• _Directions_
In the material below, find each line holding the string "Windows" and copy it.

• _Data excerpts_
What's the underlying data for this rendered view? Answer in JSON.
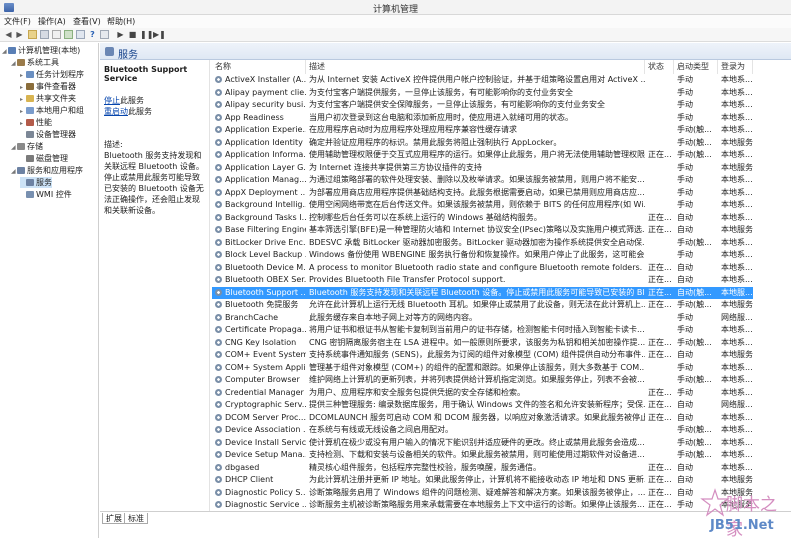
{
  "window": {
    "title": "计算机管理"
  },
  "menu": [
    "文件(F)",
    "操作(A)",
    "查看(V)",
    "帮助(H)"
  ],
  "tree": [
    {
      "label": "计算机管理(本地)",
      "level": 0,
      "icon": "computer-icon",
      "color": "#5a7fb5"
    },
    {
      "label": "系统工具",
      "level": 1,
      "icon": "tools-icon",
      "color": "#9a7b4a"
    },
    {
      "label": "任务计划程序",
      "level": 2,
      "icon": "clock-icon",
      "color": "#6a8fc1"
    },
    {
      "label": "事件查看器",
      "level": 2,
      "icon": "event-viewer-icon",
      "color": "#8a6d3b"
    },
    {
      "label": "共享文件夹",
      "level": 2,
      "icon": "folder-icon",
      "color": "#d8b451"
    },
    {
      "label": "本地用户和组",
      "level": 2,
      "icon": "users-icon",
      "color": "#7a9ccc"
    },
    {
      "label": "性能",
      "level": 2,
      "icon": "performance-icon",
      "color": "#b35b4a"
    },
    {
      "label": "设备管理器",
      "level": 2,
      "icon": "device-manager-icon",
      "color": "#7c8796"
    },
    {
      "label": "存储",
      "level": 1,
      "icon": "storage-icon",
      "color": "#8a8a8a"
    },
    {
      "label": "磁盘管理",
      "level": 2,
      "icon": "disk-icon",
      "color": "#7b7b7b"
    },
    {
      "label": "服务和应用程序",
      "level": 1,
      "icon": "services-apps-icon",
      "color": "#6d82a3"
    },
    {
      "label": "服务",
      "level": 2,
      "icon": "services-icon",
      "color": "#6d82a3",
      "selected": true
    },
    {
      "label": "WMI 控件",
      "level": 2,
      "icon": "wmi-icon",
      "color": "#7890b0"
    }
  ],
  "header": {
    "title": "服务"
  },
  "description": {
    "name": "Bluetooth Support Service",
    "stop_link": "停止",
    "stop_suffix": "此服务",
    "restart_link": "重启动",
    "restart_suffix": "此服务",
    "desc_label": "描述:",
    "desc_text": "Bluetooth 服务支持发现和关联远程 Bluetooth 设备。停止或禁用此服务可能导致已安装的 Bluetooth 设备无法正确操作，还会阻止发现和关联新设备。"
  },
  "columns": {
    "name": "名称",
    "desc": "描述",
    "status": "状态",
    "startup": "启动类型",
    "logon": "登录为"
  },
  "services": [
    {
      "name": "ActiveX Installer (A...",
      "desc": "为从 Internet 安装 ActiveX 控件提供用户帐户控制验证，并基于组策略设置启用对 ActiveX ...",
      "status": "",
      "startup": "手动",
      "logon": "本地系..."
    },
    {
      "name": "Alipay payment clie...",
      "desc": "为支付宝客户端提供服务，一旦停止该服务，有可能影响你的支付业务安全",
      "status": "",
      "startup": "手动",
      "logon": "本地系..."
    },
    {
      "name": "Alipay security busi...",
      "desc": "为支付宝客户端提供安全保障服务，一旦停止该服务，有可能影响你的支付业务安全",
      "status": "",
      "startup": "手动",
      "logon": "本地系..."
    },
    {
      "name": "App Readiness",
      "desc": "当用户初次登录到这台电脑和添加新应用时，使应用进入就绪可用的状态。",
      "status": "",
      "startup": "手动",
      "logon": "本地系..."
    },
    {
      "name": "Application Experie...",
      "desc": "在应用程序启动时为应用程序处理应用程序兼容性缓存请求",
      "status": "",
      "startup": "手动(触...",
      "logon": "本地系..."
    },
    {
      "name": "Application Identity",
      "desc": "确定并验证应用程序的标识。禁用此服务将阻止强制执行 AppLocker。",
      "status": "",
      "startup": "手动(触...",
      "logon": "本地服务"
    },
    {
      "name": "Application Informa...",
      "desc": "使用辅助管理权限便于交互式应用程序的运行。如果停止此服务，用户将无法使用辅助管理权限...",
      "status": "正在...",
      "startup": "手动(触...",
      "logon": "本地系..."
    },
    {
      "name": "Application Layer G...",
      "desc": "为 Internet 连接共享提供第三方协议插件的支持",
      "status": "",
      "startup": "手动",
      "logon": "本地服务"
    },
    {
      "name": "Application Manag...",
      "desc": "为通过组策略部署的软件处理安装、删除以及枚举请求。如果该服务被禁用，则用户将不能安...",
      "status": "",
      "startup": "手动",
      "logon": "本地系..."
    },
    {
      "name": "AppX Deployment ...",
      "desc": "为部署应用商店应用程序提供基础结构支持。此服务根据需要启动，如果已禁用则应用商店应...",
      "status": "",
      "startup": "手动",
      "logon": "本地系..."
    },
    {
      "name": "Background Intellig...",
      "desc": "使用空闲网络带宽在后台传送文件。如果该服务被禁用，则依赖于 BITS 的任何应用程序(如 Wi...",
      "status": "",
      "startup": "手动",
      "logon": "本地系..."
    },
    {
      "name": "Background Tasks I...",
      "desc": "控制哪些后台任务可以在系统上运行的 Windows 基础结构服务。",
      "status": "正在...",
      "startup": "自动",
      "logon": "本地系..."
    },
    {
      "name": "Base Filtering Engine",
      "desc": "基本筛选引擎(BFE)是一种管理防火墙和 Internet 协议安全(IPsec)策略以及实施用户模式筛选...",
      "status": "正在...",
      "startup": "自动",
      "logon": "本地服务"
    },
    {
      "name": "BitLocker Drive Enc...",
      "desc": "BDESVC 承载 BitLocker 驱动器加密服务。BitLocker 驱动器加密为操作系统提供安全启动保...",
      "status": "",
      "startup": "手动(触...",
      "logon": "本地系..."
    },
    {
      "name": "Block Level Backup ...",
      "desc": "Windows 备份使用 WBENGINE 服务执行备份和恢复操作。如果用户停止了此服务，这可能会...",
      "status": "",
      "startup": "手动",
      "logon": "本地系..."
    },
    {
      "name": "Bluetooth Device M...",
      "desc": "A process to monitor Bluetooth radio state and configure Bluetooth remote folders.",
      "status": "正在...",
      "startup": "自动",
      "logon": "本地系..."
    },
    {
      "name": "Bluetooth OBEX Ser...",
      "desc": "Provides Bluetooth File Transfer Protocol support.",
      "status": "正在...",
      "startup": "自动",
      "logon": "本地系..."
    },
    {
      "name": "Bluetooth Support ...",
      "desc": "Bluetooth 服务支持发现和关联远程 Bluetooth 设备。停止或禁用此服务可能导致已安装的 Bl...",
      "status": "正在...",
      "startup": "自动(触...",
      "logon": "本地服...",
      "selected": true
    },
    {
      "name": "Bluetooth 免提服务",
      "desc": "允许在此计算机上运行无线 Bluetooth 耳机。如果停止或禁用了此设备，则无法在此计算机上...",
      "status": "正在...",
      "startup": "手动(触...",
      "logon": "本地服务"
    },
    {
      "name": "BranchCache",
      "desc": "此服务缓存来自本地子网上对等方的网络内容。",
      "status": "",
      "startup": "手动",
      "logon": "网络服..."
    },
    {
      "name": "Certificate Propaga...",
      "desc": "将用户证书和根证书从智能卡复制到当前用户的证书存储，检测智能卡何时插入到智能卡读卡...",
      "status": "",
      "startup": "手动",
      "logon": "本地系..."
    },
    {
      "name": "CNG Key Isolation",
      "desc": "CNG 密钥隔离服务宿主在 LSA 进程中。如一般原则所要求，该服务为私钥和相关加密操作提...",
      "status": "正在...",
      "startup": "手动(触...",
      "logon": "本地系..."
    },
    {
      "name": "COM+ Event System",
      "desc": "支持系统事件通知服务 (SENS)，此服务为订阅的组件对象模型 (COM) 组件提供自动分布事件...",
      "status": "正在...",
      "startup": "自动",
      "logon": "本地服务"
    },
    {
      "name": "COM+ System Appli...",
      "desc": "管理基于组件对象模型 (COM+) 的组件的配置和跟踪。如果停止该服务，则大多数基于 COM...",
      "status": "",
      "startup": "手动",
      "logon": "本地系..."
    },
    {
      "name": "Computer Browser",
      "desc": "维护网络上计算机的更新列表，并将列表提供给计算机指定浏览。如果服务停止，列表不会被...",
      "status": "",
      "startup": "手动(触...",
      "logon": "本地系..."
    },
    {
      "name": "Credential Manager",
      "desc": "为用户、应用程序和安全服务包提供凭据的安全存储和检索。",
      "status": "正在...",
      "startup": "手动",
      "logon": "本地系..."
    },
    {
      "name": "Cryptographic Serv...",
      "desc": "提供三种管理服务: 编录数据库服务，用于确认 Windows 文件的签名和允许安装新程序；受保...",
      "status": "正在...",
      "startup": "自动",
      "logon": "网络服..."
    },
    {
      "name": "DCOM Server Proc...",
      "desc": "DCOMLAUNCH 服务可启动 COM 和 DCOM 服务器，以响应对象激活请求。如果此服务被停止...",
      "status": "正在...",
      "startup": "自动",
      "logon": "本地系..."
    },
    {
      "name": "Device Association ...",
      "desc": "在系统与有线或无线设备之间启用配对。",
      "status": "",
      "startup": "手动(触...",
      "logon": "本地系..."
    },
    {
      "name": "Device Install Service",
      "desc": "使计算机在极少或没有用户输入的情况下能识别并适应硬件的更改。终止或禁用此服务会造成...",
      "status": "",
      "startup": "手动(触...",
      "logon": "本地系..."
    },
    {
      "name": "Device Setup Mana...",
      "desc": "支持检测、下载和安装与设备相关的软件。如果此服务被禁用，则可能使用过期软件对设备进...",
      "status": "",
      "startup": "手动(触...",
      "logon": "本地系..."
    },
    {
      "name": "dbgased",
      "desc": "精灵核心组件服务，包括程序完整性校验，服务唤醒，服务通信。",
      "status": "正在...",
      "startup": "自动",
      "logon": "本地系..."
    },
    {
      "name": "DHCP Client",
      "desc": "为此计算机注册并更新 IP 地址。如果此服务停止，计算机将不能接收动态 IP 地址和 DNS 更新...",
      "status": "正在...",
      "startup": "自动",
      "logon": "本地服务"
    },
    {
      "name": "Diagnostic Policy S...",
      "desc": "诊断策略服务启用了 Windows 组件的问题检测、疑难解答和解决方案。如果该服务被停止，...",
      "status": "正在...",
      "startup": "自动",
      "logon": "本地服务"
    },
    {
      "name": "Diagnostic Service ...",
      "desc": "诊断服务主机被诊断策略服务用来承载需要在本地服务上下文中运行的诊断。如果停止该服务...",
      "status": "正在...",
      "startup": "手动",
      "logon": "本地服务"
    }
  ],
  "bottom_tabs": [
    "扩展",
    "标准"
  ],
  "watermark": {
    "text": "脚本之家",
    "url": "JB51.Net"
  }
}
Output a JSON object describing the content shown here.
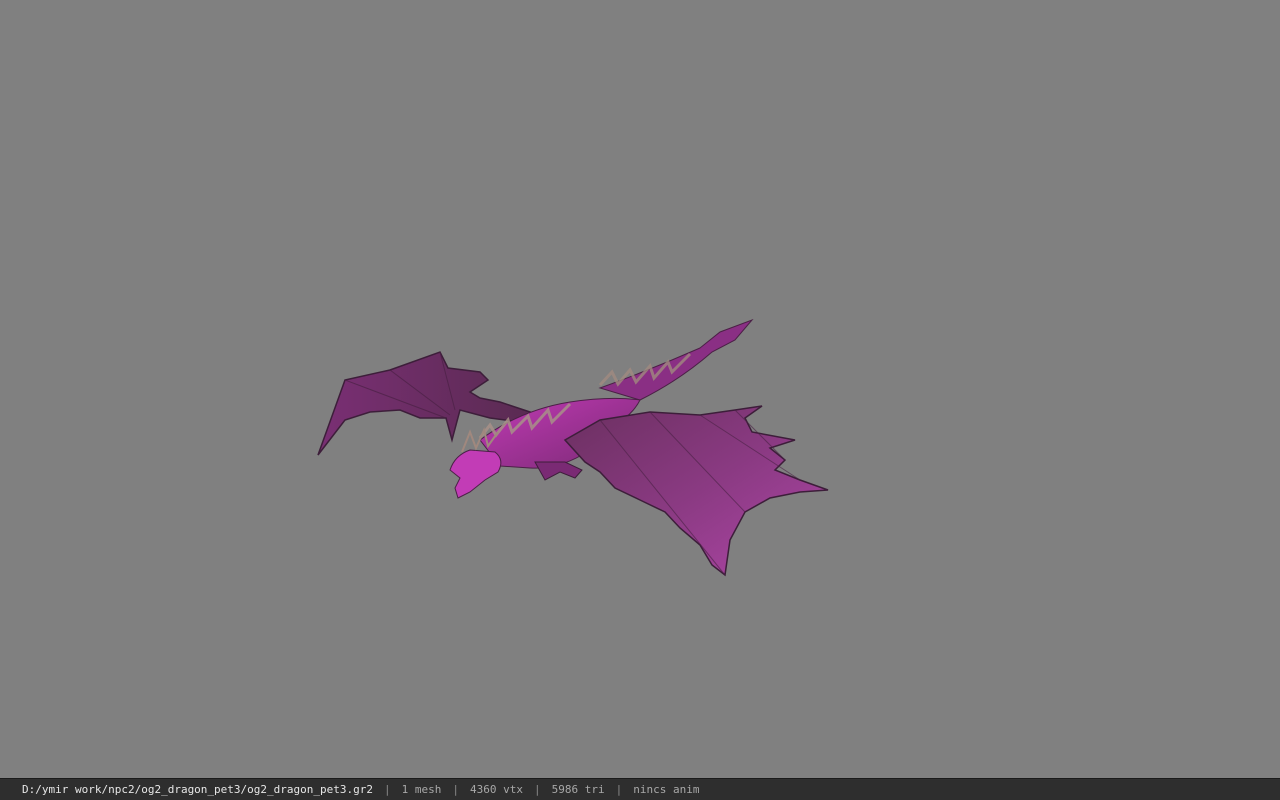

• _Reply_
      "desc": "控制哪些后台任务可以在系统上运行的 Windows 基础结构服务。",
      "desc": "Windows 备份使用 WBENGINE 服务执行备份和恢复操作。如果用户停止了此服务，这可能会...",
      "desc": "提供三种管理服务: 编录数据库服务，用于确认 Windows 文件的签名和允许安装新程序；受保...",
      "desc": "诊断策略服务启用了 Windows 组件的问题检测、疑难解答和解决方案。如果该服务被停止，...",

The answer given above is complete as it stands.